Dataset rows describing interfaces:
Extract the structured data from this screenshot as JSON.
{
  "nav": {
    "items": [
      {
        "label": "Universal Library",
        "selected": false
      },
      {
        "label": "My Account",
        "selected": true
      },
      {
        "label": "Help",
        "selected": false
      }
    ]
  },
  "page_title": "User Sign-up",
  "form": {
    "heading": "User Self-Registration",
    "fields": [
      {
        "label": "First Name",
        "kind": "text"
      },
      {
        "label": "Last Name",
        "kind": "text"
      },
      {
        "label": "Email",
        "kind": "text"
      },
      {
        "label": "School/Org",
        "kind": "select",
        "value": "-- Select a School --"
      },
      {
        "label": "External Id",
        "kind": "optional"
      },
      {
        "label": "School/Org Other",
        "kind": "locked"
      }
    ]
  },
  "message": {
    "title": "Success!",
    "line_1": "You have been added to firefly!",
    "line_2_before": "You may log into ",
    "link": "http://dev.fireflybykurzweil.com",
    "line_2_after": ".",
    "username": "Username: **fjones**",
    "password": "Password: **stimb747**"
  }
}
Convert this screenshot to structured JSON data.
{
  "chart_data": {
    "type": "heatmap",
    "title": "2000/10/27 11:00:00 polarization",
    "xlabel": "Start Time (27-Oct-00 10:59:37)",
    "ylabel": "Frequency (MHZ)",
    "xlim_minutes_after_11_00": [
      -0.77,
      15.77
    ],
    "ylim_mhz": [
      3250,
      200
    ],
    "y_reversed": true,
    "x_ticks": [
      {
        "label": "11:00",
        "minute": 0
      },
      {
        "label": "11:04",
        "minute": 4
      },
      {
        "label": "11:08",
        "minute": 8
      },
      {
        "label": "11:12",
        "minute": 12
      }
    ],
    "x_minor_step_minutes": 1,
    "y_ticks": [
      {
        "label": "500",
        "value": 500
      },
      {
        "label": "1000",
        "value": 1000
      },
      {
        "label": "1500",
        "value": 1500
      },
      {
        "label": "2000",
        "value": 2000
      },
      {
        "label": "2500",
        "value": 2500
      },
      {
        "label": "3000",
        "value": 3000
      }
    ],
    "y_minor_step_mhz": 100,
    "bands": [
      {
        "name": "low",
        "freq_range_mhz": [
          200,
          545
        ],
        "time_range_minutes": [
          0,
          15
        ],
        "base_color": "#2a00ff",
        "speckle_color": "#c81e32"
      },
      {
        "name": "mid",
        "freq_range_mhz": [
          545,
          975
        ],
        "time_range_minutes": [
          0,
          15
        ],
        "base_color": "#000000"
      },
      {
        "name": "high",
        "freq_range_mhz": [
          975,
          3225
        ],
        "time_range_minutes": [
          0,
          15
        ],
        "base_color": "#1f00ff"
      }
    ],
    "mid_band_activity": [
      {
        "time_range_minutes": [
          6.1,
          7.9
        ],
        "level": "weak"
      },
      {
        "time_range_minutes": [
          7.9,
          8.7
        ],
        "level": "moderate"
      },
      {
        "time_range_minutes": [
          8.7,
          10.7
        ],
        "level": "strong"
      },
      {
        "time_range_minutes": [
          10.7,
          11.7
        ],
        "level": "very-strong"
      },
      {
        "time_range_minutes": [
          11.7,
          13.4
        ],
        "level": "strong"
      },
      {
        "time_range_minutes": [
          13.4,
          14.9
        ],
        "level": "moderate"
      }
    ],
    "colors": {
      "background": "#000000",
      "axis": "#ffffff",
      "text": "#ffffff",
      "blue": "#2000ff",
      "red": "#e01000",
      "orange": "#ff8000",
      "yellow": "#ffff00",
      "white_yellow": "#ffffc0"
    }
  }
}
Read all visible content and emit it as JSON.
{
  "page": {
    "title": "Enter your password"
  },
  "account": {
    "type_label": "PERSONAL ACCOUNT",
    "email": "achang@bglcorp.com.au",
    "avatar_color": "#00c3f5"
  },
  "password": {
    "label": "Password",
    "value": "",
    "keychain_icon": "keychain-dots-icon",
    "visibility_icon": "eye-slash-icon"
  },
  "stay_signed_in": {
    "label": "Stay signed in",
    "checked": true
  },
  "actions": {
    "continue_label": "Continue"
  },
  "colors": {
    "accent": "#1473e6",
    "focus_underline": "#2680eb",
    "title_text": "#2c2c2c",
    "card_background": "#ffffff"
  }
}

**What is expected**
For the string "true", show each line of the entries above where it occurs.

**The answer**
        "selected": true
    "y_reversed": true,
    "checked": true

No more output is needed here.